When last seen, Dusty Crophopper was flying high. Literally. He had just won the world’s biggest air race, the Wings Around the Globe Rally. That was in “Planes” (2013).
Now he’s back, getting ready to race again. But wait: Dusty’s gearbox goes kerflooey — and it’s impossible to get a replacement. His racing days would appear to be over. He can still fly, but past a certain speed — when engine torque goes over 50 — watch out!
Dusty, being headstrong (cockpitstrong?), takes this news poorly, which leads to a bit of damage occurring at Propwash Junction, the air strip where he lives. The old rescue vehicle there, Mayday, is really old — so much so that when the authorities come by to check out the damage they announce that the strip will be shut down unless there’s a second vehicle with rescue certification. Since Dusty caused the trouble — and he’s a good, decent plane, even if cockpitstrong — he volunteers to get trained by the fire-and-rescue team at Piston Peak.
That’s the setup for “Planes: Fire & Rescue,” the sequel to “Planes.” The setting up goes on a mite long. Exposition, even with propellers, is still exposition. Dusty (again voiced by Dane Cook) has his old Propwash pals around: Skipper (Stacy Keach), Chug (Brad Garrett), Dottie (Teri Hatcher). The new addition is Mayday (Hal Holbrook — who turns 90 in February, God bless him). Also, there’s a new director. Bobs Gannaway replaces Klay Hall.
Things perk up a bit at Piston Peak, which is located in a national park that’s a cross between Yellowstone and Yosemite. The park’s Grand Fusel Lodge (like fuselage, get it?) is a rather glorious cross between an aircraft hangar and Yosemite’s Ahwanee Hotel. Make your bookings before air fares go up.
Ed Harris, who voices Blade Ranger, the no-nonsense helicopter who heads the fire-and-rescue operation, doesn’t lay it on too strong. Julie Bowen, as Lil’ Dipper, an air tanker, does. She has quite the crush on Dusty. The most amusing vocal cameo comes courtesy of Erik Estrada. The onetime star of “CHiPs” gives voice to the costar of another TV series, “CHoPs.” As to what that series has to do with Piston Peak, well, all will be revealed in due time.

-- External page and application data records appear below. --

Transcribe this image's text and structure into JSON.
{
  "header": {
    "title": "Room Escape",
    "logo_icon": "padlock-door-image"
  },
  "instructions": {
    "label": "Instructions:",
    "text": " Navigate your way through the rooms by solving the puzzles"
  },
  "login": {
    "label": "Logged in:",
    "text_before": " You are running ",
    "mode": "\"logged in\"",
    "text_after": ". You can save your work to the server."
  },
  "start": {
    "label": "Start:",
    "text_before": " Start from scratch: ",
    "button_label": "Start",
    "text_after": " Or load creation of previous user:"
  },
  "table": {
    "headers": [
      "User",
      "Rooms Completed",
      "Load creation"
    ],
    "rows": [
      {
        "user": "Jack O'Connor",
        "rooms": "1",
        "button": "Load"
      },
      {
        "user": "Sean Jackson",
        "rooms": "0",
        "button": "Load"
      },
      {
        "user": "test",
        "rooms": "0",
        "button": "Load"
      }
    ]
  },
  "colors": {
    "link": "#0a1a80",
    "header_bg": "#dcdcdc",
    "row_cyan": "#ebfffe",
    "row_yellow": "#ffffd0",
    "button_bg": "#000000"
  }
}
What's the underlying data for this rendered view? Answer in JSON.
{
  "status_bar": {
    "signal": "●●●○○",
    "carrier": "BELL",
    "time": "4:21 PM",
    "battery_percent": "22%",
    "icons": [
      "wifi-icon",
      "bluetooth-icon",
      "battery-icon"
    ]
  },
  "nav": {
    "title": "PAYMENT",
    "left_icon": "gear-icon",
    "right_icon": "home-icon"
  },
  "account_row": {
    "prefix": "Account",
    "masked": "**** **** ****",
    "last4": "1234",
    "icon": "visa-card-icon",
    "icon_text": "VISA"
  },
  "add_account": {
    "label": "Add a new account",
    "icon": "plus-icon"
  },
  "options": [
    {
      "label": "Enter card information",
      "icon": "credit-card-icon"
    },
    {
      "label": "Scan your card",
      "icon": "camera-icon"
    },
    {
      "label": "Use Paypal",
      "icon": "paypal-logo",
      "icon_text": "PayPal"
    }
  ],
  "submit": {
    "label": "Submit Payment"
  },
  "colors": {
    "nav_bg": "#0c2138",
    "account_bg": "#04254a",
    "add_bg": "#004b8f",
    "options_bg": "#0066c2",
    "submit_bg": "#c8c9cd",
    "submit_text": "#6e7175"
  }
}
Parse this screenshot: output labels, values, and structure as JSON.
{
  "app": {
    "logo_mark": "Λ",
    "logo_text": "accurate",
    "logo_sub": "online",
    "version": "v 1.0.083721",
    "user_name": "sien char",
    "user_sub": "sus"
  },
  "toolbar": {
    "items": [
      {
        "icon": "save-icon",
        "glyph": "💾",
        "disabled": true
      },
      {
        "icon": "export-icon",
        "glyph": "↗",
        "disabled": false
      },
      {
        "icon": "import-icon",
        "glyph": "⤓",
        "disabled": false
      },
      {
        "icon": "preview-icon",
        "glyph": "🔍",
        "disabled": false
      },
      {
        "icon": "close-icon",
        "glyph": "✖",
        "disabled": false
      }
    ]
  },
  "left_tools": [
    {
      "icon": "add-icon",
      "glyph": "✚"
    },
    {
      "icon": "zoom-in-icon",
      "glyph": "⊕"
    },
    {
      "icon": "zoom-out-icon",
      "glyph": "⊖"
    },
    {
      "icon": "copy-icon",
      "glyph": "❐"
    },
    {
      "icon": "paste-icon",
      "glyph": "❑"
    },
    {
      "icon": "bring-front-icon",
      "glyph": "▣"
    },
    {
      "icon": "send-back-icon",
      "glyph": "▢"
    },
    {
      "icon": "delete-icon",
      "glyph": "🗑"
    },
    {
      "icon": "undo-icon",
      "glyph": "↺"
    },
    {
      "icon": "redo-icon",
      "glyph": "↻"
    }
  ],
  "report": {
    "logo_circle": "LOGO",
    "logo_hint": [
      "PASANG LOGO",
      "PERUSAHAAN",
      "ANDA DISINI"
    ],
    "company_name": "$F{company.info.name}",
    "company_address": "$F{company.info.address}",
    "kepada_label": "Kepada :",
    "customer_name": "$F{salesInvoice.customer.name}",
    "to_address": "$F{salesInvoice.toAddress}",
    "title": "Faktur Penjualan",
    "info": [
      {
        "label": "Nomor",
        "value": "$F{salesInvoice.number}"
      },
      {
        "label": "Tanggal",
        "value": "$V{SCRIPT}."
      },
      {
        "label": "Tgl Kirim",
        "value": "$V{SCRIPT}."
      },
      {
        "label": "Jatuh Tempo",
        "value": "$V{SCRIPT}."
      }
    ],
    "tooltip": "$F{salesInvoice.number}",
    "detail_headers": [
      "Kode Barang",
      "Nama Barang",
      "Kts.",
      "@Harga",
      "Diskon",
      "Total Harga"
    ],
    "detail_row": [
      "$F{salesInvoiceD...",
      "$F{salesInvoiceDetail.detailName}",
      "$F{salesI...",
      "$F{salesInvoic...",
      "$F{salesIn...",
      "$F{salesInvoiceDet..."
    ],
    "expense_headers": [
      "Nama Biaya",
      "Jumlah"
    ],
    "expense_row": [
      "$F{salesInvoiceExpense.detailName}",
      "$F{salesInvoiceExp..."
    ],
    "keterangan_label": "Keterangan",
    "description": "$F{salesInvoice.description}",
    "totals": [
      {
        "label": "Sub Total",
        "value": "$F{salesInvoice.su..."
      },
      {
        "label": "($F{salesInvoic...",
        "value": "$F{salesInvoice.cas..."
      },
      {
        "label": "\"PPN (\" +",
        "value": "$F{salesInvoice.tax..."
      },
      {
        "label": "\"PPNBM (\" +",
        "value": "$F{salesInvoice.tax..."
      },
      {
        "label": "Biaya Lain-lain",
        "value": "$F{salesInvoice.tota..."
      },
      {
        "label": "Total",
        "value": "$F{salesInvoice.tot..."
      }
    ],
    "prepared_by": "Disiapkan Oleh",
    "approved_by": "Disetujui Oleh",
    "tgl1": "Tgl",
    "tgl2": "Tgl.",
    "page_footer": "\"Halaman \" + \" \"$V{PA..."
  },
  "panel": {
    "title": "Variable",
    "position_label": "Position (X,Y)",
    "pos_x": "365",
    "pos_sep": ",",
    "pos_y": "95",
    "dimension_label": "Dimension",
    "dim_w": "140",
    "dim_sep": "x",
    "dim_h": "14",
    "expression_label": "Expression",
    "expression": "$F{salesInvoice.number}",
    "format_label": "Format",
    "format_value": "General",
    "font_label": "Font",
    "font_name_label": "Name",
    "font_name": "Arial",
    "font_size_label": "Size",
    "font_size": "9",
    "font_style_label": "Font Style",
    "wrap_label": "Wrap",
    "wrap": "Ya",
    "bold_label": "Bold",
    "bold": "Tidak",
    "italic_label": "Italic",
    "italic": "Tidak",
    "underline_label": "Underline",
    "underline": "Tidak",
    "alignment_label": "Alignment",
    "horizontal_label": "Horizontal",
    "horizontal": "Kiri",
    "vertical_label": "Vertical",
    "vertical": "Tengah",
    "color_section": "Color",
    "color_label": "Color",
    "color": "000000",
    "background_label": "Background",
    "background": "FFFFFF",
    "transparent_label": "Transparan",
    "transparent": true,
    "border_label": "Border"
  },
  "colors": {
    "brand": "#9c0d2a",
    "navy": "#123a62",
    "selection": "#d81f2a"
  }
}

What ensues is pretty predictable. Does Dusty need to learn a lesson or two? Yes. Does he eventually save the day? Well, you can figure that out. The humor is intermittent. A highlight comes when a character says to Dusty, “You’re upwardly mobile? [Pause.] Of course you are. You’re a plane!”
“Planes: Fire & Rescue,” like “Planes,” was made by DisneyToon Studios. It’s Disney animation’s third string, behind Pixar and Walt Disney Animation Studios, makers of “Frozen.” Most DisneyToons releases are direct-to-video. That lowly status shows here in the pokey storytelling, dreadful score, and generally tired comedy. Where it doesn’t show is in the aerial sequences. They’re visually stunning — not Pixar-stunning, of course (what is?), but a sign of how high the bar has gotten for animation. There’s been a glut of features for some time now. The saddest consequence of all that quantity is its obscuring — or at least letting us take for granted — the surprising quality of so much of the animation in these movies. The true test of any artistic genre or style or period isn’t the masterpieces it produces — or the fiascoes — it’s the mediocrities. Seen by that measure — call it the “Planes” standard — animation is flying high.